I believe the BBC were right to invite Griffin on the programme. I supported the principle of not giving the BNP a platform up until they won two seats in the European Parliament. We cannot deny that the party has a limited mandate. I feel great sympathy for the Unite Against Fascism supporters and others who protested outside Television Centre. I think we need both the protest and the debate; we should not make it easy for them.
The other panellists were Sayeeda Warsi (Muslim Tory peer), Jack Straw (Justice Secretary), Chris Huhne (LibDem Home Affairs Spokesperson) and Bonnie Greer (Black US-born playwright and critic). Of these, Warsi was by far the most capable opponent; Jack Straw was hampered by the fact that Griffin could easily point out the failings of this government, Chris Huhne struggled not to be too wet, and Bonnie Greer gave us some good laughs but was too lightweight on the politics. It would have been good to get some tougher opposition on the panel. I would have liked to have seen someone who had a more clear track record of highlighting BNP. One or two White working-class panellists would have been good at arguing against the BNP, seeing as it is cornering the vote among that section of our society. One of the few clear voices against the BNP recently has been Alan Johnson (Home Secretary) on last week’s Question Time, who described them as “an illegally constituted political party”. I’m sure Johnson didn’t want to share a platform with this racist, but he would have been a far better opponent than Straw.

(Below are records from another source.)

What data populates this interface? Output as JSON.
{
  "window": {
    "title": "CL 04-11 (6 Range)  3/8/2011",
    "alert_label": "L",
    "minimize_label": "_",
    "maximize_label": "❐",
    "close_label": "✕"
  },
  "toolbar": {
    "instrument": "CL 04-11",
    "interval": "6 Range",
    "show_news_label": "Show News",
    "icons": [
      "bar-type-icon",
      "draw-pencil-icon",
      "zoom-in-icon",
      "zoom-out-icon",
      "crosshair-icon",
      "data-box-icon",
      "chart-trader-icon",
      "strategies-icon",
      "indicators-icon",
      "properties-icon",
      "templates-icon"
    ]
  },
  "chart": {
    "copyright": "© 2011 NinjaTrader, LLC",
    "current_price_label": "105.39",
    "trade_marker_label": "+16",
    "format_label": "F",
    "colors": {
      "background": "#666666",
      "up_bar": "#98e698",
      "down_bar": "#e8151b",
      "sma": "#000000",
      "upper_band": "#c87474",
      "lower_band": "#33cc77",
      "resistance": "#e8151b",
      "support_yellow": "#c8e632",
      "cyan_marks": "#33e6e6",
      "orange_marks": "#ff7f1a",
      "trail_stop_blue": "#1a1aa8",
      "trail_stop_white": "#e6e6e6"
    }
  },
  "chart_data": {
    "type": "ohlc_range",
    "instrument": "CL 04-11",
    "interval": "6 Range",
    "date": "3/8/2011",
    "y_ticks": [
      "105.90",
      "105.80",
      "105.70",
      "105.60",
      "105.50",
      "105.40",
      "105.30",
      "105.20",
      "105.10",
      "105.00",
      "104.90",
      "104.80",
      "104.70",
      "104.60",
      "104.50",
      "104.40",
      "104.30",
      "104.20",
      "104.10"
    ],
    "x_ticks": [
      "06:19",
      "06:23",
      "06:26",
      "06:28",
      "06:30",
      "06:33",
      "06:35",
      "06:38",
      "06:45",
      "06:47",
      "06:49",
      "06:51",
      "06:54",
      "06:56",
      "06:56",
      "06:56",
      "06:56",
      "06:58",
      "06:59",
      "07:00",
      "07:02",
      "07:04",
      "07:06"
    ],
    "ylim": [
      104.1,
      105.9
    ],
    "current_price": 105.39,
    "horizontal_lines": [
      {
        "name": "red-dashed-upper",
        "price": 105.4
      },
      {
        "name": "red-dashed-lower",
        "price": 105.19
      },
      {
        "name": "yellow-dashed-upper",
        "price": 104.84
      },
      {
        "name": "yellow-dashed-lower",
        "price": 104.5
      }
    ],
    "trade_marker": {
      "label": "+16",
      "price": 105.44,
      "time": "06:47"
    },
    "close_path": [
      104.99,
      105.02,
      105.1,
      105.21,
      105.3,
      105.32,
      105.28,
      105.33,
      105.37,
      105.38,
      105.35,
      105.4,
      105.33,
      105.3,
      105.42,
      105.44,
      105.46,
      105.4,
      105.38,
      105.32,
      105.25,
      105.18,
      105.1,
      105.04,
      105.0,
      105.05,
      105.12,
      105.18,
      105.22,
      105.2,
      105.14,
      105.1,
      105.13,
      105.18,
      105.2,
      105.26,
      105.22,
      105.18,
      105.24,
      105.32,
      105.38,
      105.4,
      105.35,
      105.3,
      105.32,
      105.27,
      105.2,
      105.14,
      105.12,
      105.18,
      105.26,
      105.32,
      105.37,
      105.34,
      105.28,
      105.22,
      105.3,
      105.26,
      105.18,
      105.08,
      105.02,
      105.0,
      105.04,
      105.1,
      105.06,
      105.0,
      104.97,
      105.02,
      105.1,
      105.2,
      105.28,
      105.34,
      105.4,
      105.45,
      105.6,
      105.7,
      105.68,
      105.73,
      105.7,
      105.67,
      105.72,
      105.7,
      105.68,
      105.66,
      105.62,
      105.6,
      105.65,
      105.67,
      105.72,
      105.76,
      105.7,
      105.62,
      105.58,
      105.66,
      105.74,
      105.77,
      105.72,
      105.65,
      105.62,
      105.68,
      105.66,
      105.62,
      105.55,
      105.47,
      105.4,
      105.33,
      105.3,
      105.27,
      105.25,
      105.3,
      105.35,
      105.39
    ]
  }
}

Also on last week’s episode was the odious Ukip leader Nigel Farage. He was deft at deflecting any criticism directed at his party as little individual incidents rather than party policy. Nick Griffin wasn’t quite so skilled, but he did his usual trick of trying to put a veneer of respectability on the BNP, deflecting criticism around their racism and fascism. Unlike Farage, he didn’t get away with it. Oddly enough, continuing from the poisoned pen of Jan Moir, Griffin’s homophobic answers to questions were the clearest view of the hatred at the heart of the BNP. At that point, he was roundly jeered by the crowd.
One episode of Question Time is not such a big deal in British politics, though the ripples might resonate for a time. It wasn’t the ‘Christmas present’ for the BNP that some said it would be, but I hope this doesn’t make it easier for the BNP to appear on mainstream public platforms in the future. Yes to the debate, because we saw through the lies, but let’s not make it easy for them.